Still there is no hiding the story altogether and the reveal is magnificent. As the film shifts into the second half it becomes an unashamed love letter to cinema. Scorcese makes enthusiastic use of an opportunity to re-imagine the silent era and it’s gorgeous, full of colour and wonder. There are also two dream sequences that really stand out and reveal an effort to give the film a deeper identity. And, may I be struck down for saying this, the 3D is used brilliantly.
For the first time ever, not only was I not distracted by the 3D, there are moments that actually benefited from it. I’ve always said the Achilles’ Heel of 3D, the reason it will always be a gimmick, is that it is impossible to support it in a narrative. Every other element of a film can be dictated by story. There’s a reason for colour, a reason for sound, a reason for widescreen. It all sums up the theory of Mise en scene and 3D in live action can only be an interruption. Scorcese has demonstrated that the story of Hugo can not only support 3D, but it flourishes with it. His use is very subtle and the smooth style I spoke of earlier, with long takes that rarely need to quickly zoom or pan, really helps. Being mainly set in a train station and especially within the walls where Hugo hides, there is a huge amount of natural obstacles (railings, clock faces, giant cogs, lift shafts) that allow the film to live in a 3D world while rarely needing to wave something at the audience.
But let’s not get ahead of ourselves. 3D is still invalid until it can be seen without the need of tinted glasses and there are still problems with perspective in some shots. Not only that, serendipity helped Scorcese in this case with such a story. Unless every 3D film from now on is going to be leisurely paced and set in a train station, I’m still cynical about its use overall! Still, hopefully directors will look at his achievement and realise slow and steady is artistically better than lobbing things at the viewer.
I wanted to love this film and I almost do. It looks so beautiful and brings to wonderful life a turbulent period in film, not to mention it’s a huge step forward for 3D, this should be a solid five star children’s classic. But while the steady pace was already going to test attention spans, the treatment of the Isabelle character threatens to derail the entire thing and it was such an unnecessary change taking away some of the warmth and allowing the narrative to drift.

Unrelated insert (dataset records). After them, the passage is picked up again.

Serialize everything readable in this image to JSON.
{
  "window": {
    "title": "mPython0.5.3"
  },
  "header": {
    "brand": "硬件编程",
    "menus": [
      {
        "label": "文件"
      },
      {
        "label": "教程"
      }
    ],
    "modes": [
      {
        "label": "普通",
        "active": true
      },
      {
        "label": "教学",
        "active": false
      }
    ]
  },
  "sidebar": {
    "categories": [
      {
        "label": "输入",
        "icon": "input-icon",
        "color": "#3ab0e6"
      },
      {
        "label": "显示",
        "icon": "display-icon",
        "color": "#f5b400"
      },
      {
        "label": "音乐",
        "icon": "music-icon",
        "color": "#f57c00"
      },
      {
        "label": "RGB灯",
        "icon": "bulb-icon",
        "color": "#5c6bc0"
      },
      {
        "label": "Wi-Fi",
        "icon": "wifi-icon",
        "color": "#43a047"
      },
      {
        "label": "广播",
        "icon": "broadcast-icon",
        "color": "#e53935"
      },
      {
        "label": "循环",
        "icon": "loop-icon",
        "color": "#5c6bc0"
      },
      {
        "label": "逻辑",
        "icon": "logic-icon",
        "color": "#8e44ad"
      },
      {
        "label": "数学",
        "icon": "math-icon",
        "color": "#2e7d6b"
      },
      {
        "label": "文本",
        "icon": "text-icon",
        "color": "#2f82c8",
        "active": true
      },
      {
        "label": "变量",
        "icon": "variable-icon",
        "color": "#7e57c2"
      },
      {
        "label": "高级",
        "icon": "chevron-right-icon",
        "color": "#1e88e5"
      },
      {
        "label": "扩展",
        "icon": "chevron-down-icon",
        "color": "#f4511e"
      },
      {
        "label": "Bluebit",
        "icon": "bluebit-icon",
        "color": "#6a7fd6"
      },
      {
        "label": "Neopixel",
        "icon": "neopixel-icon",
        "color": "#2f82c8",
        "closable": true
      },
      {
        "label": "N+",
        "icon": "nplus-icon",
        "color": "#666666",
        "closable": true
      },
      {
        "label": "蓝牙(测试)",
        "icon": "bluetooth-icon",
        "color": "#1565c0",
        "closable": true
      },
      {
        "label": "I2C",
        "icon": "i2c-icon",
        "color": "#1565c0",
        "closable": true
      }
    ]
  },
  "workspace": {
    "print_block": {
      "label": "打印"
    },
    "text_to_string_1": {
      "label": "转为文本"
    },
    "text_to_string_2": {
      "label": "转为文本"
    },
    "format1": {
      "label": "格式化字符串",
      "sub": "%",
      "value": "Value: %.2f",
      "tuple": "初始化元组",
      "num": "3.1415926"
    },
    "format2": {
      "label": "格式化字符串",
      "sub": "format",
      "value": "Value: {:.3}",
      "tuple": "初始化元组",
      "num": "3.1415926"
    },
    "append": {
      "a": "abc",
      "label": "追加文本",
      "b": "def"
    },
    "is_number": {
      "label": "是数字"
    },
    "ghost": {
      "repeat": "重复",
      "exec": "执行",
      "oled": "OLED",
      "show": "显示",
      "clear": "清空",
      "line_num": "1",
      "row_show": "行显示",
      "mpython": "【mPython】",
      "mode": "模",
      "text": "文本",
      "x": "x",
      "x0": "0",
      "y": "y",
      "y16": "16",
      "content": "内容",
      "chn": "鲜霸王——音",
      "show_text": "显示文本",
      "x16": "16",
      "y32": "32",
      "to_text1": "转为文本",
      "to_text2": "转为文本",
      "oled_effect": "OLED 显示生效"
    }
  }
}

It’s odd that a story that features so many clocks lacks a sense of time.